Action item: Please print all of the records that follow with nothing altered.

Data records for software interfaces:
━━━━━━━━━━
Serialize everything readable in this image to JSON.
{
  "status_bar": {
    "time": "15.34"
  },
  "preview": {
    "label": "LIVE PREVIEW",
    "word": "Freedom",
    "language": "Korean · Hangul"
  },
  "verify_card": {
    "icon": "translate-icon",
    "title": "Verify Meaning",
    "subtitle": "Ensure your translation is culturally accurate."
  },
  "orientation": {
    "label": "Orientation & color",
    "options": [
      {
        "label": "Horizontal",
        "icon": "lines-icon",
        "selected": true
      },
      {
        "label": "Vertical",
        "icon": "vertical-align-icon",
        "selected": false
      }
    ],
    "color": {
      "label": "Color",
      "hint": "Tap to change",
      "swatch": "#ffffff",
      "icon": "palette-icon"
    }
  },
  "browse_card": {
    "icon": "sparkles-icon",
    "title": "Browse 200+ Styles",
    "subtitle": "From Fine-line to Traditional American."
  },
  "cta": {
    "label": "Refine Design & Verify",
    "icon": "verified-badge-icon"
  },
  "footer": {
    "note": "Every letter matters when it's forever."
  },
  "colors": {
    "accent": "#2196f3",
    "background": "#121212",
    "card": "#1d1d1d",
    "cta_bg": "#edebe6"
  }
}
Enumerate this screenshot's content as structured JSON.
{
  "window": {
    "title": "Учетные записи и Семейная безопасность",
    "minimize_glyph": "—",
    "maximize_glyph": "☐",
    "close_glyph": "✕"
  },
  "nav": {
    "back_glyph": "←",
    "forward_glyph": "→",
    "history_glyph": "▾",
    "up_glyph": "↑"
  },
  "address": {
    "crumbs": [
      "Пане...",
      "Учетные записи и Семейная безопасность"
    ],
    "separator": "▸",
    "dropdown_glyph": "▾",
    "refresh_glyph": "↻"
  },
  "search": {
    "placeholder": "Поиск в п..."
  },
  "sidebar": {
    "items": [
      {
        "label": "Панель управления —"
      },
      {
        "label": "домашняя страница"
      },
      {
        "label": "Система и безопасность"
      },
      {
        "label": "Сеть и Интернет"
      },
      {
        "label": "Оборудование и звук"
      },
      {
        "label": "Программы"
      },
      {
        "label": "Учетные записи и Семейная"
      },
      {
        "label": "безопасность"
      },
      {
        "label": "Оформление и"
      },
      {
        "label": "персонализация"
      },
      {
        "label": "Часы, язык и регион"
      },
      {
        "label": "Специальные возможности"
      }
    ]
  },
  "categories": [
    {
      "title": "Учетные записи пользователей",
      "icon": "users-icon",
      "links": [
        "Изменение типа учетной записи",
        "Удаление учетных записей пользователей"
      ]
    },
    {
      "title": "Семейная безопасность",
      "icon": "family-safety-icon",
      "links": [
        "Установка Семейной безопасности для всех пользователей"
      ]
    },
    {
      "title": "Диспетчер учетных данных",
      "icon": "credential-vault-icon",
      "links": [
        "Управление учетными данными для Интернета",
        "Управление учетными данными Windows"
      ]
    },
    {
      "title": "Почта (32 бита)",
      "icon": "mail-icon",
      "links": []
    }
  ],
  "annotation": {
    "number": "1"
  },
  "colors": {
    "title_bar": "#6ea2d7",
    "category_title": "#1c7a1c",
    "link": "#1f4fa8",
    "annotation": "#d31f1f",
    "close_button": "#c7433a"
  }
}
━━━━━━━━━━
Written response:
Serialize everything readable in this image to JSON.
{
  "status_bar": {
    "time": "15.34"
  },
  "preview": {
    "label": "LIVE PREVIEW",
    "word": "Freedom",
    "language": "Korean · Hangul"
  },
  "verify_card": {
    "icon": "translate-icon",
    "title": "Verify Meaning",
    "subtitle": "Ensure your translation is culturally accurate."
  },
  "orientation": {
    "label": "Orientation & color",
    "options": [
      {
        "label": "Horizontal",
        "icon": "lines-icon",
        "selected": true
      },
      {
        "label": "Vertical",
        "icon": "vertical-align-icon",
        "selected": false
      }
    ],
    "color": {
      "label": "Color",
      "hint": "Tap to change",
      "swatch": "#ffffff",
      "icon": "palette-icon"
    }
  },
  "browse_card": {
    "icon": "sparkles-icon",
    "title": "Browse 200+ Styles",
    "subtitle": "From Fine-line to Traditional American."
  },
  "cta": {
    "label": "Refine Design & Verify",
    "icon": "verified-badge-icon"
  },
  "footer": {
    "note": "Every letter matters when it's forever."
  },
  "colors": {
    "accent": "#2196f3",
    "background": "#121212",
    "card": "#1d1d1d",
    "cta_bg": "#edebe6"
  }
}
Enumerate this screenshot's content as structured JSON.
{
  "window": {
    "title": "Учетные записи и Семейная безопасность",
    "minimize_glyph": "—",
    "maximize_glyph": "☐",
    "close_glyph": "✕"
  },
  "nav": {
    "back_glyph": "←",
    "forward_glyph": "→",
    "history_glyph": "▾",
    "up_glyph": "↑"
  },
  "address": {
    "crumbs": [
      "Пане...",
      "Учетные записи и Семейная безопасность"
    ],
    "separator": "▸",
    "dropdown_glyph": "▾",
    "refresh_glyph": "↻"
  },
  "search": {
    "placeholder": "Поиск в п..."
  },
  "sidebar": {
    "items": [
      {
        "label": "Панель управления —"
      },
      {
        "label": "домашняя страница"
      },
      {
        "label": "Система и безопасность"
      },
      {
        "label": "Сеть и Интернет"
      },
      {
        "label": "Оборудование и звук"
      },
      {
        "label": "Программы"
      },
      {
        "label": "Учетные записи и Семейная"
      },
      {
        "label": "безопасность"
      },
      {
        "label": "Оформление и"
      },
      {
        "label": "персонализация"
      },
      {
        "label": "Часы, язык и регион"
      },
      {
        "label": "Специальные возможности"
      }
    ]
  },
  "categories": [
    {
      "title": "Учетные записи пользователей",
      "icon": "users-icon",
      "links": [
        "Изменение типа учетной записи",
        "Удаление учетных записей пользователей"
      ]
    },
    {
      "title": "Семейная безопасность",
      "icon": "family-safety-icon",
      "links": [
        "Установка Семейной безопасности для всех пользователей"
      ]
    },
    {
      "title": "Диспетчер учетных данных",
      "icon": "credential-vault-icon",
      "links": [
        "Управление учетными данными для Интернета",
        "Управление учетными данными Windows"
      ]
    },
    {
      "title": "Почта (32 бита)",
      "icon": "mail-icon",
      "links": []
    }
  ],
  "annotation": {
    "number": "1"
  },
  "colors": {
    "title_bar": "#6ea2d7",
    "category_title": "#1c7a1c",
    "link": "#1f4fa8",
    "annotation": "#d31f1f",
    "close_button": "#c7433a"
  }
}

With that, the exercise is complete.